    Brit Writers Award: into the third round

    2010 - 05.12

    I didn’t have the best start to yesterday. Woke up feeling somewhat worse for wear for 7am spin, bailed out of 9:30am spin to teach off the bike and by the end of Balance, felt like lightly defrosted death. When I went to bed in the afternoon for a little nanna nap, I didn’t expect to wake up at 5:30pm having slept through my writing time and needing to be teaching Combat less than an hour later. Whoops. But despite this small scheduling crisis, I still checked my emails (force of habit) and was instantly perked up by the following arrival in my inbox:

    From: enquiries@britwriters.co.uk
    To: enquiries@britwriters.co.uk
    Subject: BWA Round 2 Results
    Date: Tue, 11 May 2010 17:26:17 +0100

    Dear Member

    On behalf of the Brit Writers team, I am absolutely delighted to inform you that you are through to Round 3 of judging for the Brit Writers’ Awards Unpublished 2010. Congratulations!!

    Considering there were over 21,000 at the beginning, you have done extremely well to have made it this far – so very well done!

    There is now an intensive period of judging by high profile judges, who have a very difficult job on their hands as the quality is so high. The finalists should be decided by the start of June 2010.


    Easy smiles

    2010 - 05.07

    Every now and again I come across something that reduces me in seconds to a hysterically giggling wreck. I’ve seen a lot of very funny election-based images and videos the last two weeks, but they’re mostly extremely crass – and all the funnier for it, even if I don’t necessarily agree with the political sentiment.

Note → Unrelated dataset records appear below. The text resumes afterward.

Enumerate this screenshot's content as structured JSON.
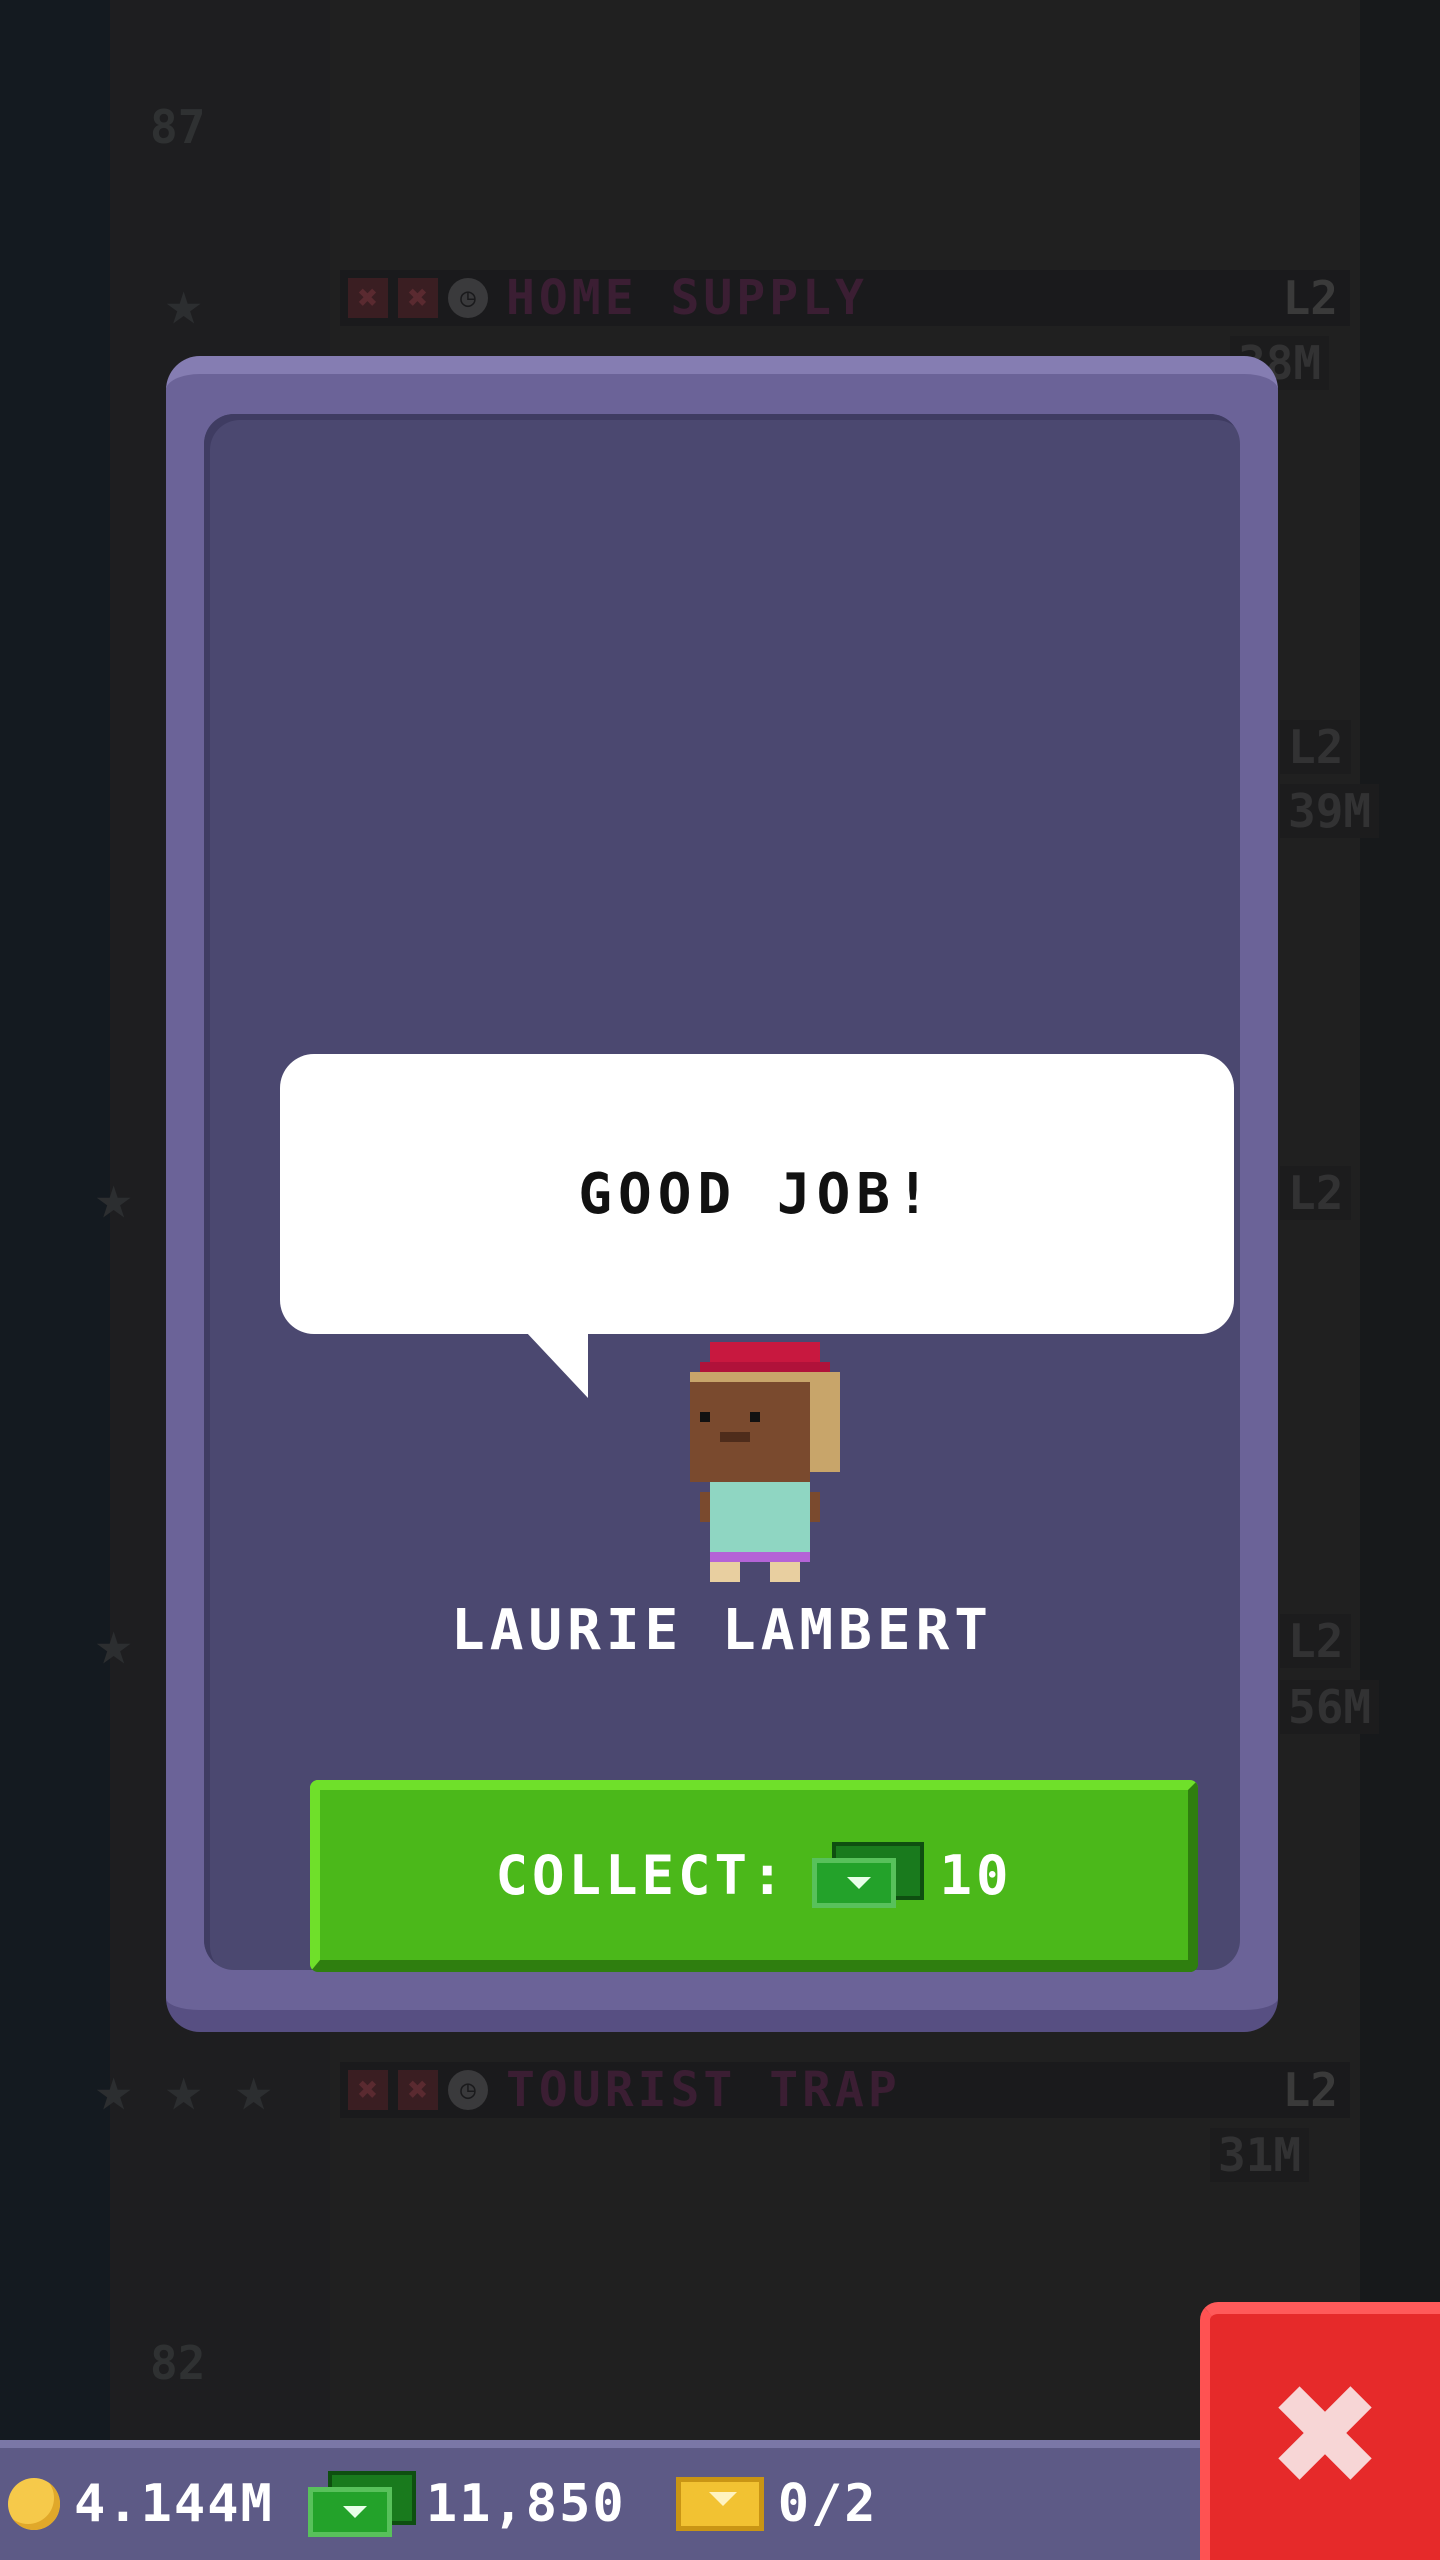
{
  "background": {
    "floors": [
      {
        "name": "HOME SUPPLY",
        "level": "L2",
        "value": "38M",
        "number": "87"
      },
      {
        "name": "TOURIST TRAP",
        "level": "L2",
        "value": "31M",
        "number": "82"
      }
    ],
    "side_levels": [
      "L2",
      "L2",
      "L2"
    ],
    "side_values": [
      "39M",
      "56M"
    ]
  },
  "dialog": {
    "message": "GOOD JOB!",
    "character_name": "LAURIE LAMBERT",
    "collect_label": "COLLECT:",
    "collect_amount": "10"
  },
  "hud": {
    "coins": "4.144M",
    "bux": "11,850",
    "tickets": "0/2"
  },
  "icons": {
    "coin": "coin-icon",
    "bux": "tower-bux-icon",
    "ticket": "golden-ticket-icon",
    "close": "close-x-icon"
  },
  "colors": {
    "card": "#6b6398",
    "card_inner": "#4b4870",
    "collect_button": "#4bb81a",
    "close_button": "#e62a2a",
    "hud": "#5d5a86"
  }
}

    This makes me incredibly happy and has utterly nothing to do with the election, and I’ll wager it can make you smile too. Where can I find me one of these boys?